[Interface dataset entries]
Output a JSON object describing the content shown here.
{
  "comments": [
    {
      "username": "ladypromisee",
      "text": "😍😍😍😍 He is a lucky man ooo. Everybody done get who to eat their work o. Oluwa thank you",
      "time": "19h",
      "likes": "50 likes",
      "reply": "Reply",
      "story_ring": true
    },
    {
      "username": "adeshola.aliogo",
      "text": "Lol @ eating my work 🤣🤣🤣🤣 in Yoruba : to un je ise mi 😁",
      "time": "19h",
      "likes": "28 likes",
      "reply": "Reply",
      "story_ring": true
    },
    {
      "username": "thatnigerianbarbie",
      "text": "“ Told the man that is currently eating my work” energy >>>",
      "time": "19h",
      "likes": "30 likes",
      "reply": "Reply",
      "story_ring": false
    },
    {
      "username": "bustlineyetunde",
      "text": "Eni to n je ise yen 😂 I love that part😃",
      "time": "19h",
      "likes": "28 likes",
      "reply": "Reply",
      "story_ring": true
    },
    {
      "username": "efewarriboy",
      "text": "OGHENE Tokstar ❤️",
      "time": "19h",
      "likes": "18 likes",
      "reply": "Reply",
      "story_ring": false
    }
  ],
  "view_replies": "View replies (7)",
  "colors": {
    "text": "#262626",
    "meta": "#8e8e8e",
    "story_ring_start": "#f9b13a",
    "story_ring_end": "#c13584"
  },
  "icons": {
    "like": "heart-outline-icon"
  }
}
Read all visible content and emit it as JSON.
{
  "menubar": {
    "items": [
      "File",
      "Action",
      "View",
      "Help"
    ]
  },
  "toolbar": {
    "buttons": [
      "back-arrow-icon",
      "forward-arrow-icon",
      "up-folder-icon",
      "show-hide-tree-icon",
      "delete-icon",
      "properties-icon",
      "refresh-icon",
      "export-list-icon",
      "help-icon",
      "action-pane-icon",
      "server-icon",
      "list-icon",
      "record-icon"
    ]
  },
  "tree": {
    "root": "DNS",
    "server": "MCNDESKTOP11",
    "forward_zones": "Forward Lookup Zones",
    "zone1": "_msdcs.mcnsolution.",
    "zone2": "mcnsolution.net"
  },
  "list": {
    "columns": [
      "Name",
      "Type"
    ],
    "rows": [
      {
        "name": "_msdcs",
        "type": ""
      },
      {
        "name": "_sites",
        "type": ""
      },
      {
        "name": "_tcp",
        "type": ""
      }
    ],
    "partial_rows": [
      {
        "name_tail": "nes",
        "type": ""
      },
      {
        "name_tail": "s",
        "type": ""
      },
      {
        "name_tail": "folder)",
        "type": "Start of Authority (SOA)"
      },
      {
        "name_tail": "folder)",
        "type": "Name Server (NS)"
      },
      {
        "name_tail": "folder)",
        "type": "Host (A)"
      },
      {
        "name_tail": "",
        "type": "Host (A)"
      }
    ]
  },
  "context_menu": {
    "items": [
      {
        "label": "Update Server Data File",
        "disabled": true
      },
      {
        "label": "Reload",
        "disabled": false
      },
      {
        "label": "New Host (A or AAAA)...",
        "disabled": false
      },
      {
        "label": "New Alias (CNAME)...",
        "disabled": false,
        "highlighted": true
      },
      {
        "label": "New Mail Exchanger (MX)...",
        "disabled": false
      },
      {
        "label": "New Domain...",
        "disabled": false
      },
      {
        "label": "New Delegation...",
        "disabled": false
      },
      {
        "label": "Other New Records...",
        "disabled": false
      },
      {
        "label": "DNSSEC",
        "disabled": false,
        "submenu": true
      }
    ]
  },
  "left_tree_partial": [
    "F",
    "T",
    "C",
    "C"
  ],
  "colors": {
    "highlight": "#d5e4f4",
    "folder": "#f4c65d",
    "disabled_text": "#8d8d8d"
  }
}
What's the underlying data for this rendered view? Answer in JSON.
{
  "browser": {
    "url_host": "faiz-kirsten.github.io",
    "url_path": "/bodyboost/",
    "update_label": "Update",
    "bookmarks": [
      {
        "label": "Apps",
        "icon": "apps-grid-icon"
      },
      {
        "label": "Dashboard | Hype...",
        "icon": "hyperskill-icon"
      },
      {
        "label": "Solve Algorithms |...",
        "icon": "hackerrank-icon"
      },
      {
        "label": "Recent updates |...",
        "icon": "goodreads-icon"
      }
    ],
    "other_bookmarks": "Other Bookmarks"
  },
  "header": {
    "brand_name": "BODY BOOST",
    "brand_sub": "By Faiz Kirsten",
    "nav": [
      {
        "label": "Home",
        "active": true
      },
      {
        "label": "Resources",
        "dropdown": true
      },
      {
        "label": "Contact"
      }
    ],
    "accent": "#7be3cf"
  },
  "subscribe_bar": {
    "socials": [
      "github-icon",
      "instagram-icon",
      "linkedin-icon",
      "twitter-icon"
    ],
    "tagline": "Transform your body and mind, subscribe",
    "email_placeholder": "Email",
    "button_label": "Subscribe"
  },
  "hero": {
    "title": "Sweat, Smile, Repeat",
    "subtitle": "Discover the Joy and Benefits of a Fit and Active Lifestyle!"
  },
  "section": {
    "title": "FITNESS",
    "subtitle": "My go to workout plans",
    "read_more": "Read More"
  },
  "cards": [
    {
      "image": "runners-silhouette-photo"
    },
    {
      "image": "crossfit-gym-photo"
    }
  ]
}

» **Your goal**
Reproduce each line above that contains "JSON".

» **Finished task**
Output a JSON object describing the content shown here.
Read all visible content and emit it as JSON.
What's the underlying data for this rendered view? Answer in JSON.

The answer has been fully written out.